I dropped the spindle down to 4 and pushed my surface speed up to more in the 90in/min range. To @truglodite, The spindle actually seems to handle the 1" bit just fine. Doesn’t bog down at all, however, I am also taking very shallow 1 to 2 mm passes trying to save as much thickness as possible on these boards.
Anyway, I am now getting actual wood chips instead of wood dust and the burning seems to have completely stopped. Now on to figuring out the ‘tramming’ @jamiek mentioned because there is a noticeable, not horrible, height difference from one side of the pass to the other.
Thanks for the advice all!
A solution. <3 I feel so smart.
I noticed with my 1 1/4" bit that using Jamie’s gcode generator cutting in just one direction made a hell of a difference. On my LR3 i cut to the N.
Those chips may be short, but they’re plenty thick… looking good!
Adjusting tramming is actually one of the easier parts of tuning. You just need a rod or bit that fits the collet, and a printer to make a tramming tool for it (even a coat hanger would work if you could chuck it up hehe). It doesn’t have to be huge, but the longer the arm is the more resolution you get (~4" is plenty). Then you just rotate the tool over the spoil board to see what side is high, and shim the router mount until it is level. For example say the tool barely touches the spoil board at 9 o-clock, and is highest off the board at 3 o-clock. Then adding shim(s) low in the mount at 3 o-clock, and/or a shim high in the mount at 9 o-clock should provide tweak you need to get it squared up. I use strips of brass shim for this, and a bit of blue painters tape to tack them in place.
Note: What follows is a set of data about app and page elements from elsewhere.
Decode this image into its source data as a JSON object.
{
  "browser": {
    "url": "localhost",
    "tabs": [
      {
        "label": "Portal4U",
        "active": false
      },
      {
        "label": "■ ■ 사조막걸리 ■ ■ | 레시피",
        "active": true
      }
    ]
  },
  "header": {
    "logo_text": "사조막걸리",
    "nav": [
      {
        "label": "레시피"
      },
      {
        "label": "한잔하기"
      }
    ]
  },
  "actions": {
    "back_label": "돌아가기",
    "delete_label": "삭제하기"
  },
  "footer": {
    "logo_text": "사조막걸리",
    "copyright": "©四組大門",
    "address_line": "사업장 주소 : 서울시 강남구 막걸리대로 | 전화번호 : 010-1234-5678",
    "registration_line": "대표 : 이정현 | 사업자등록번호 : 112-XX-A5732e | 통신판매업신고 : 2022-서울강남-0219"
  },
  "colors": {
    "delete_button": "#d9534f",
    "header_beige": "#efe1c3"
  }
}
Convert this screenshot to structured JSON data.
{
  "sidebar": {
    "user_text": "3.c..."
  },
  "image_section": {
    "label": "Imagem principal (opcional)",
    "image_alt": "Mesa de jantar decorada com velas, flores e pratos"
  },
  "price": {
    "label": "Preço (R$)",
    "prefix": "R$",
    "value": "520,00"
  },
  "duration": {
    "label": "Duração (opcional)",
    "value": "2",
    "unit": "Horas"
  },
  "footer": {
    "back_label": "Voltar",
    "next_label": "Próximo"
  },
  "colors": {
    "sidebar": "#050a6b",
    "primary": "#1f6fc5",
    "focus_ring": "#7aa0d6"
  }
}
Once it’s trammed, it may still leave lines due to gantry flex. Not much you can do about that, other than cutting one direction. It is also very likely your machine flexes differently depending on the direction of cut. So it may be worth while to experiment with cutting direction and see if one way works better than others.
[edit: Just realized I may have got ahead of myself there. Before adjusting tramming with shims, you first should do everything you can with the core itself to get it as close to trammed as possible. Adjusting the core clamps and z bearing wedges can make a difference. Do that type of stuff first before adding the shims… that way you minimize any xy errors as z changes.